Thursday, 12 November 2015

downsizing life

a lot of people downsize some time after their children are grown and gone. Move to a smaller house, move away from where their children grew up, perhaps take early retirement. That last is less likely for my generation - we are fitter and healthier than our parents were at our age, for the most part, because we were better nourished as children than they were. We boomers were pre junk food, remember, and we played out unsupervised for hours every day in almost any weather. Our own children (I had mine when I was young, and they are in their 30s now) were more supervised than we were, and their physical activity was more organised - things like swimming club and gym club, which my siblings and I did not have. Mine played out, and rode bikes on the road on their own, but a lot of their friends did not, and of course we lived an urban life. Even then rural children were less likely to be physically active than urban ones, and more likely to be driven everywhere. It's much more so now. My two granddaughters are in outer London, and are lucky enough (because their parents were committed to the idea) to live in a housing development where there are safe places for them to play more or less unsupervised.

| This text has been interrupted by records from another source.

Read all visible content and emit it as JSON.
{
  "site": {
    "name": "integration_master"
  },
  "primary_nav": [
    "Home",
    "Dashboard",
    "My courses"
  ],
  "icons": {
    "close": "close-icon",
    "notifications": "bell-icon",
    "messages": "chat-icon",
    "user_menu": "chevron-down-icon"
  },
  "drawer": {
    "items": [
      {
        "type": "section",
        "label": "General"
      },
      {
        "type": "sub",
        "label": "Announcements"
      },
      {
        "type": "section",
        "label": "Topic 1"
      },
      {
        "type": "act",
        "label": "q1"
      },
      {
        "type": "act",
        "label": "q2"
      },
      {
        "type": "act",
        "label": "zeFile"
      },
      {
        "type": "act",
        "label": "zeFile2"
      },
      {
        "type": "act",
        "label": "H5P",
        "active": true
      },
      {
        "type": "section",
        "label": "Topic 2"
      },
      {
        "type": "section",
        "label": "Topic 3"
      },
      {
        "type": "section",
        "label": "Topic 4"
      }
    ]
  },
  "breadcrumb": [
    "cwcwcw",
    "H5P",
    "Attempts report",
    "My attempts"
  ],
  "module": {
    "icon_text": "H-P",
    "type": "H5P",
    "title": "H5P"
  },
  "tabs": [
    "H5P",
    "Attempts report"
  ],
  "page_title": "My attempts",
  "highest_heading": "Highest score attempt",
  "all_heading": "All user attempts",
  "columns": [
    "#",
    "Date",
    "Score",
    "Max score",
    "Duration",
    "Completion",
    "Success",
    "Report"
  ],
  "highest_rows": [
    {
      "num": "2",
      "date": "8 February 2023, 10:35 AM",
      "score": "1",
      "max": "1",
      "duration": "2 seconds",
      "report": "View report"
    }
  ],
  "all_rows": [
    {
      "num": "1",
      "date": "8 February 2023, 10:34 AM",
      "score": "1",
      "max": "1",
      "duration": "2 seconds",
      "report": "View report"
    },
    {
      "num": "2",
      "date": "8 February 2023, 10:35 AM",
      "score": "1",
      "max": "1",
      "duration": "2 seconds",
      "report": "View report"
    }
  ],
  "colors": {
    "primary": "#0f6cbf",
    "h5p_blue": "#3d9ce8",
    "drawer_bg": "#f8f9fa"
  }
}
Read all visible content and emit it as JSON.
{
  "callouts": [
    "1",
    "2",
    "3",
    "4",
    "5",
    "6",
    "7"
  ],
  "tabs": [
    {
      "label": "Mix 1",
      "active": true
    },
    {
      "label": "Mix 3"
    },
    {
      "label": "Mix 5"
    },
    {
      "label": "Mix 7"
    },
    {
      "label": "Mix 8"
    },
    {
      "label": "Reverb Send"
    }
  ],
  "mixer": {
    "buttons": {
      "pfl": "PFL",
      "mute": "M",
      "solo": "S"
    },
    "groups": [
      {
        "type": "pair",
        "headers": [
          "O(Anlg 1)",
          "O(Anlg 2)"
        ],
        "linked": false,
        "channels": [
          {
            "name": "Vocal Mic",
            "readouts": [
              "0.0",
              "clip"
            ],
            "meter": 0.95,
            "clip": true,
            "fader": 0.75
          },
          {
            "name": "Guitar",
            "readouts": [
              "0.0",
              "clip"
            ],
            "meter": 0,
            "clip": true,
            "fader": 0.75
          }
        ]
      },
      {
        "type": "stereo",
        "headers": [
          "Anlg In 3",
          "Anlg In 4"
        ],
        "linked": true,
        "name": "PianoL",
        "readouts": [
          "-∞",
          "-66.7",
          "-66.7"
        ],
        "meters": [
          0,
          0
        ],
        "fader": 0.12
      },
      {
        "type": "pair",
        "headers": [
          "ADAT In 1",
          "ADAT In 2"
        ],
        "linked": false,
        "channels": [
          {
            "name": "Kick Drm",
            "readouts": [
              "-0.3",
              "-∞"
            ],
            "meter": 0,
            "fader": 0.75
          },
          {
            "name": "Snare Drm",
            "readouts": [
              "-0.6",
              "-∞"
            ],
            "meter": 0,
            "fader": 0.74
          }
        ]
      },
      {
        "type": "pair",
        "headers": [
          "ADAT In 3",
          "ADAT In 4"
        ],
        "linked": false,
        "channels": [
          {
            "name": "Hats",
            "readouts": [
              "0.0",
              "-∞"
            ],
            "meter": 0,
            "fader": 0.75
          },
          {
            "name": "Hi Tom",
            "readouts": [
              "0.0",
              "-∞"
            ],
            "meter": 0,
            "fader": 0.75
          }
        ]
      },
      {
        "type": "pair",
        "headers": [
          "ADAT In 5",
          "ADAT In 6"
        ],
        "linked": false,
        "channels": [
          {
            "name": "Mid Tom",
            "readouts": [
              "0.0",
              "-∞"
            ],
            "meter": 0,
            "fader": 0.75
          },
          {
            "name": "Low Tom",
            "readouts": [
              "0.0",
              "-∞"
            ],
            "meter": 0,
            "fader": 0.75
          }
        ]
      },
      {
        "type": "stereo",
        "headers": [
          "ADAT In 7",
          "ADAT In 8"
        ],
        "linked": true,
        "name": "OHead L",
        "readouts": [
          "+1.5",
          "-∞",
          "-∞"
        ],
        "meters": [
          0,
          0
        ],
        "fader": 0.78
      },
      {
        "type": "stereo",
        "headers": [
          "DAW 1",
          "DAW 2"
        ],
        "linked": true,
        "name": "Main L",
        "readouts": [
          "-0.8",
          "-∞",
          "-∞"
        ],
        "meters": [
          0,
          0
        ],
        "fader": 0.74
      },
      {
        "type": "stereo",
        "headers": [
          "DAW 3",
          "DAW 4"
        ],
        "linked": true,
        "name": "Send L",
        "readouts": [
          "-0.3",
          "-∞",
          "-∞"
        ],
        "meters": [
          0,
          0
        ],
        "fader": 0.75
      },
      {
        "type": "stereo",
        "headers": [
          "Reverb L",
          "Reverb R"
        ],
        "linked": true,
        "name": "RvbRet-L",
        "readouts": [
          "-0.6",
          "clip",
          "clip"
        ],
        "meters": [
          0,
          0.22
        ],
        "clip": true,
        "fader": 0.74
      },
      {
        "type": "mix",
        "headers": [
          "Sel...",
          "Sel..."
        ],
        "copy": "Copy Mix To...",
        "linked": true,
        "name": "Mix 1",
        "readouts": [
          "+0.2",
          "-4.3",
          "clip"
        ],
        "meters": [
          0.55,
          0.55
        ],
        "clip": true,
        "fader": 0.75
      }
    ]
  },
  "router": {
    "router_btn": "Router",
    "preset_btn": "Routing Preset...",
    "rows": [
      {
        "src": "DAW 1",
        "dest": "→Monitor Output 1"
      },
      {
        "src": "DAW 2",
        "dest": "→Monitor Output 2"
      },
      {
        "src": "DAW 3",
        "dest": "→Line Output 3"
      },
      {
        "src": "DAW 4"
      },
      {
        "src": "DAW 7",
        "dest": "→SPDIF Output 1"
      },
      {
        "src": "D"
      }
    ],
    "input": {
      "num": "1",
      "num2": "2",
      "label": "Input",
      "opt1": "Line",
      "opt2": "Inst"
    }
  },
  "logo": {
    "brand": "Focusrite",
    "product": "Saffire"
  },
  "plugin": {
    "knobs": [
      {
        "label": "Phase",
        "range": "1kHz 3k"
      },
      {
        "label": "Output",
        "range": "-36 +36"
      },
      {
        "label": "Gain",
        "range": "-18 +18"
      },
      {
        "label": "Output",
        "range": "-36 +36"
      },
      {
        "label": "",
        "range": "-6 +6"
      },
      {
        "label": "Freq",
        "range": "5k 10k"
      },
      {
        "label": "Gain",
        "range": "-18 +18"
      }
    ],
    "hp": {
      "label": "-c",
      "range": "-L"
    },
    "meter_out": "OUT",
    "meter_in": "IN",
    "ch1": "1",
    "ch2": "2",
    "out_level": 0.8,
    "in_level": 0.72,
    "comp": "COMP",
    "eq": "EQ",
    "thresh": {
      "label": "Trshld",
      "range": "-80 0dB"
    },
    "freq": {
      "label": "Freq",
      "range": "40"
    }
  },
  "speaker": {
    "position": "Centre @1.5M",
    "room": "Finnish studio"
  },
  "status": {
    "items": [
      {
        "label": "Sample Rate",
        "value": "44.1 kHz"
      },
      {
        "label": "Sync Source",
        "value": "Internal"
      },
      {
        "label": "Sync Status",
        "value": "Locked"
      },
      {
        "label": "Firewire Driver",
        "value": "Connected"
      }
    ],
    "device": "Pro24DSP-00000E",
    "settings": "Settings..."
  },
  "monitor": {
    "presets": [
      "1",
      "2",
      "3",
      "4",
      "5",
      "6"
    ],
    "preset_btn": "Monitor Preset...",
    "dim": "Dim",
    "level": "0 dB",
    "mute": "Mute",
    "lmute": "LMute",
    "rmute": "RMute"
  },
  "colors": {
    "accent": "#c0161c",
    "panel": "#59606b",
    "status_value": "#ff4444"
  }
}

I am likely to be forced to retire in three or four years' time. I don't want to. I want to work until I really need a rest, and/or until health problems force me to stop. But I work for an international institution that is not subject to EU law and has a fixed retirement age. This is pernicious, but is how it is.

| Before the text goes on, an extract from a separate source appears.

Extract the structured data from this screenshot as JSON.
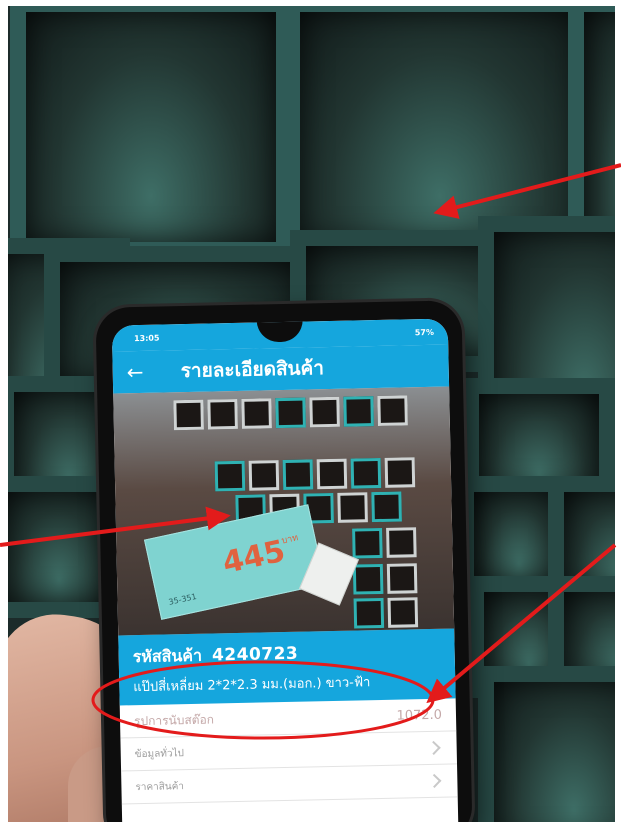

The cancer I had a scare about a few months ago may become a reality: my French gastroenterologist has told me he thinks it will, in that cheery way they have, and if it does I may have five years maximum from that point. But if, as I think is more likely, it does not (oesophagus, since you ask, caused by smoking), I may have getting on for 40 more years to live. As I now have arthritis, kicked off by the accident I had last year (nobody knows why this happens, but it nearly always does), the quality of that life may deteriorate unpleasantly as time goes on - or I may have one joint replaced after another as technology improves, and still be riding my bike when I am 100.

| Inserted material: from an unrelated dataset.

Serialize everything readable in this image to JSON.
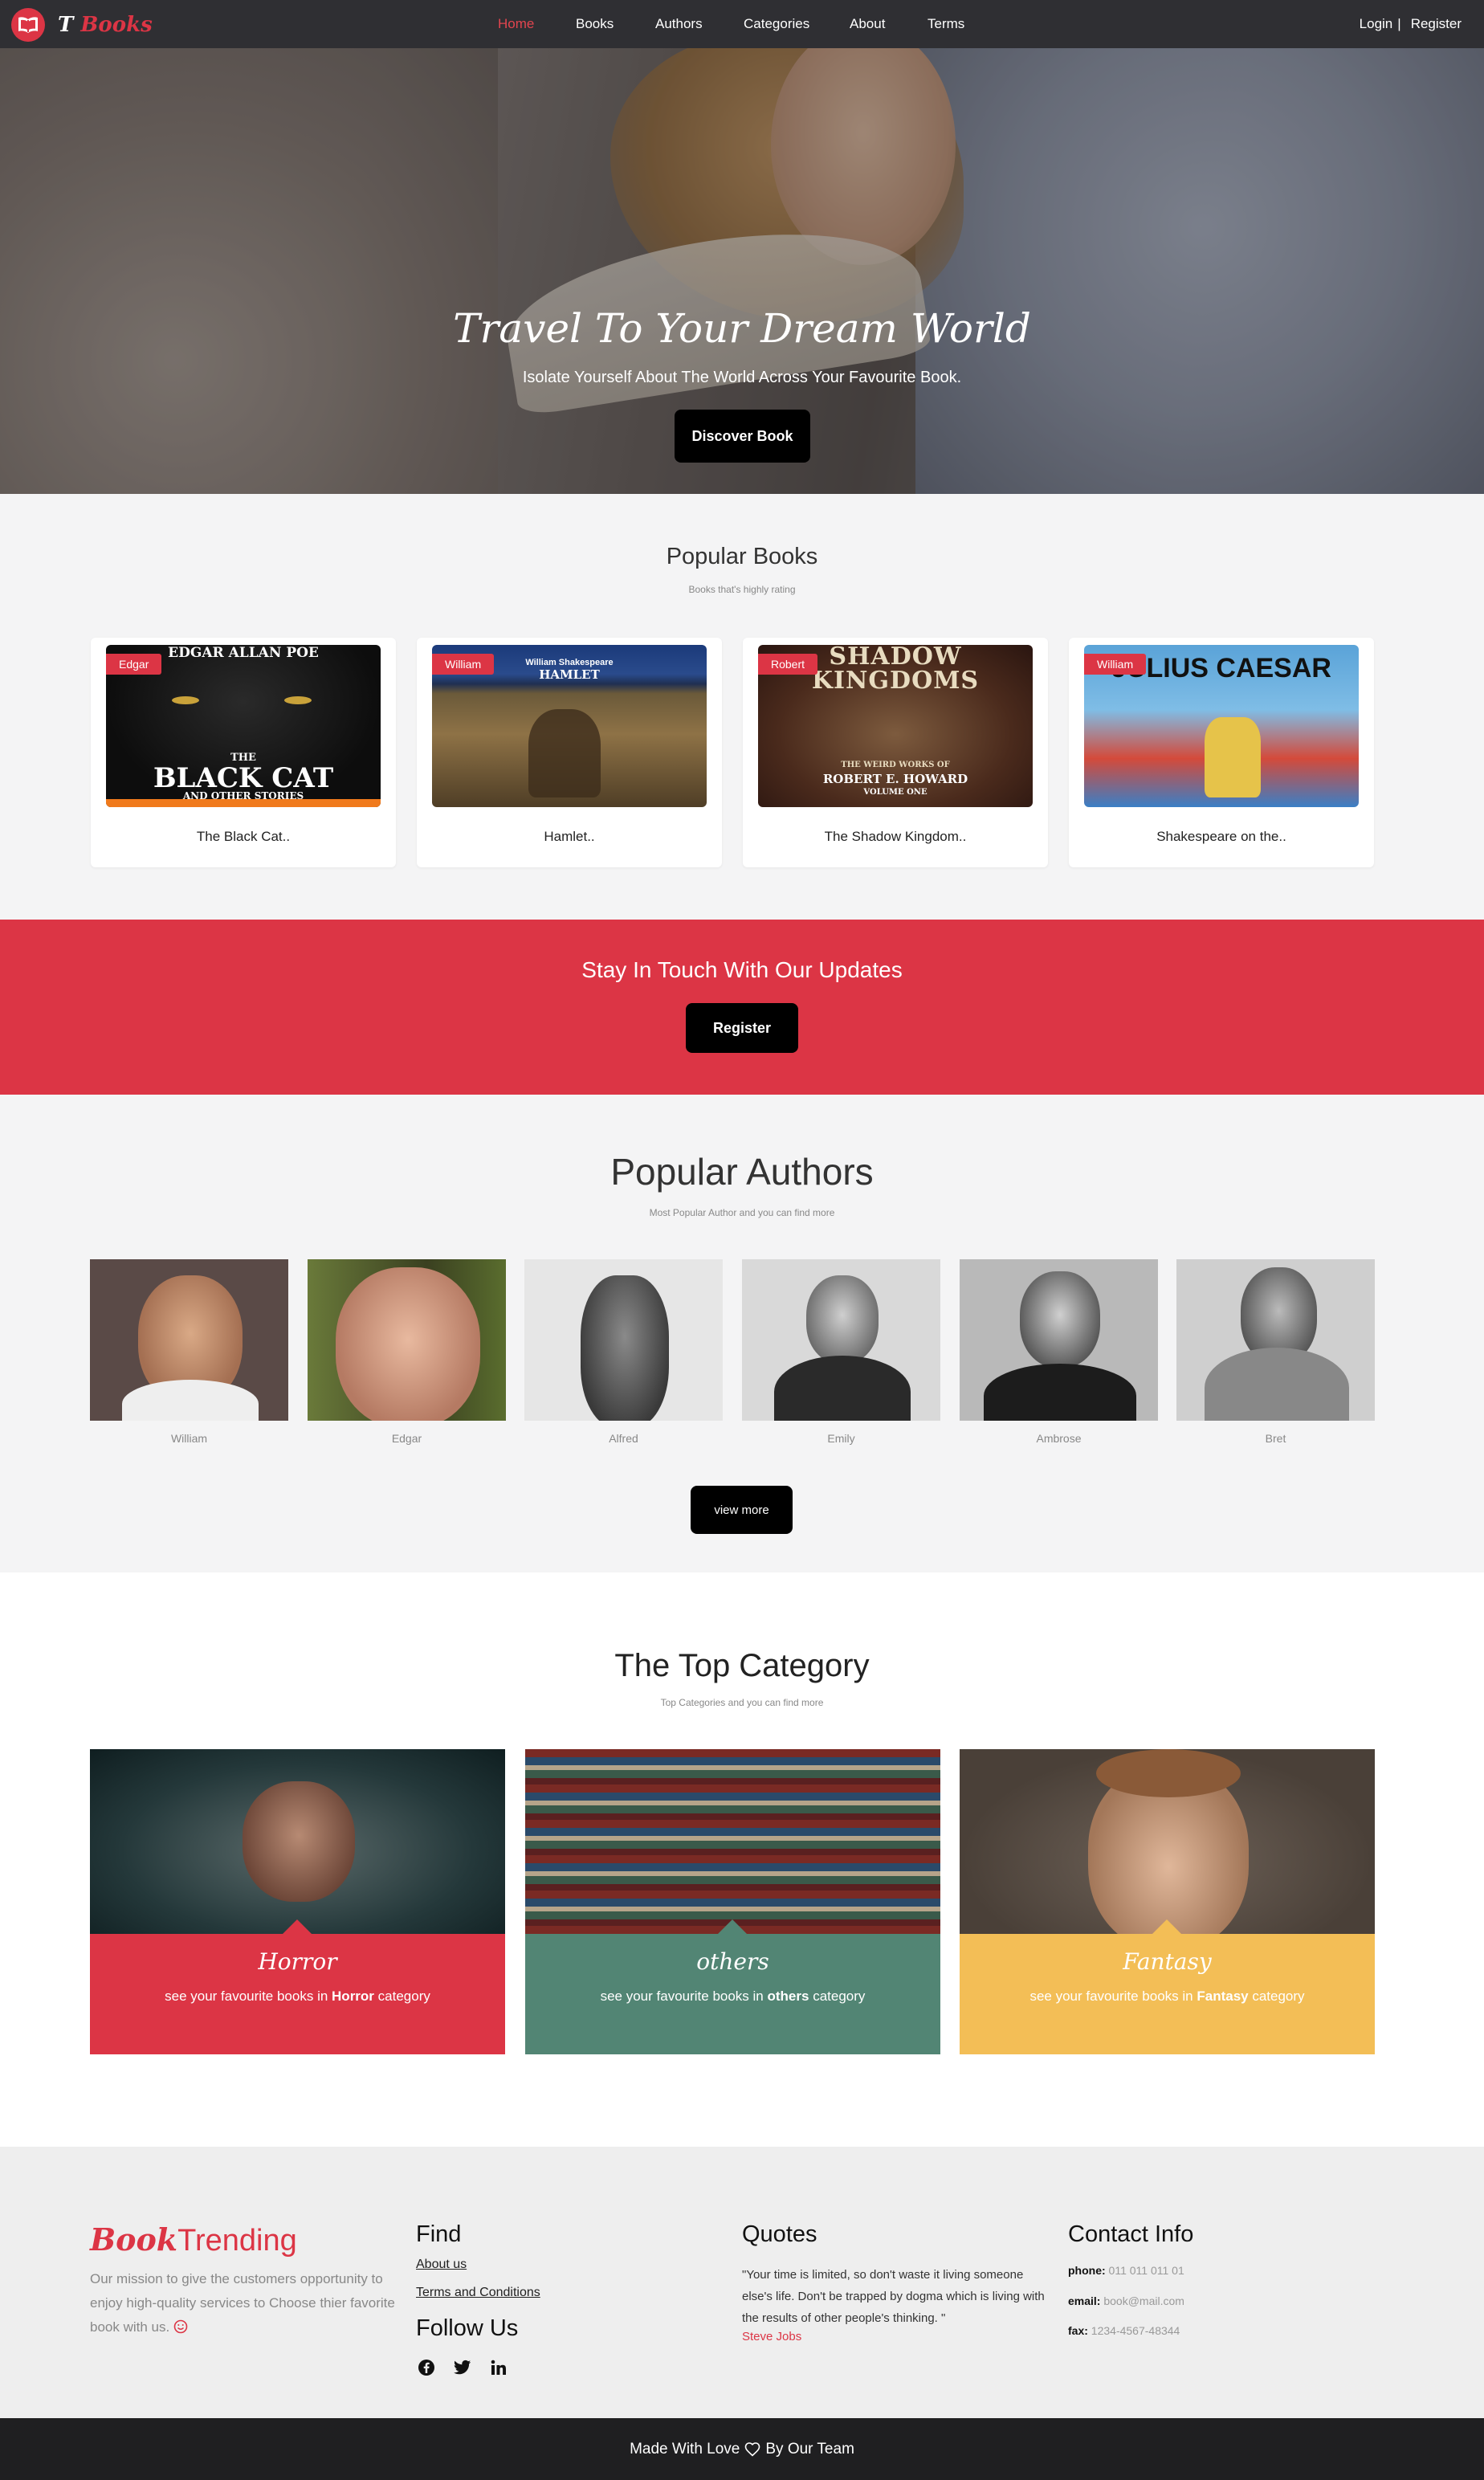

Whatever happens, one lesson I have learned in recent years (I learned it from my daughter, but that is another story) is that if you are going to make a change in your life, make it when you choose to and when you can control the process - don't make it when you are in a cleft stick and have no other choice. This applies to the ending of a relationship or a marriage (and no one says "bravo" to  you about that one, no matter what the outcome or prior situation) and to moving house/changing the way you live. Move from a house with stairs to a flat on one level before you start falling down the stairs and breaking your hips. Move to within walking distance of shops and public transport before you are forced by health problems to stop driving. End a bad relationship before it damages you so much that you're no longer capable of positive action of any kind, and don't worry about "whose fault" it is that the relationship is bad. Become an accomplished online shopper and consumer of services before health problems make you housebound.

All this means that you will often be seen as doing things "too soon", or that those around you will be bemused as to why you are doing them at all. I am currently in the process of selling my home. Well, I think I am, but you know how these things are. I know that some around me think I am crazy for doing this. I intend, not to buy another place, but to rent, at least until I have the retirement plans I am being forced to make firmly in place. In any event the place I live in after this will be smaller than my current place, which is too big to live alone in. Why live with rooms you don't use but have to clean?

Alone. Yes. Significant other has departed. Not from me, but from Europe, to work in Cambodia for at least a year. This has been part of the inspiration for me to make these changes. But not the whole of it. It's time to do it. Live in a clean, clear, smaller space, and use the income I have to do things rather than to have things. As part of this I will be working 90% instead of full-time from 1st January, which will give me enough time (I'm using the pay cut to buy more holiday) to travel. First, of course, to Cambodia, where I have never been. I'll be there in January and will stay for six weeks. Part-time, but keeping up full pension contributions. I'm not THAT daft.

No one was ever on their deathbed saying they wished they'd spent more time scrubbing the skirting boards.

I'm 62 next birthday. It's time to live.   

1 comment:

Anonymous said...

Bloody hell - now want to slit wrists. CANCER?!!!!!!!!!!!

I think the only thing to do is to say 26 not 62 - live at full tilt and if mown down in the midst of life by illness or accident then REJOICE that not ending days incontinent in a nursing home. And spend, spend, spend - on travel, on clothes on books.

Spent £464 on clothes yesterday just like that and now feel like going out and doubling it. Can't take it with me.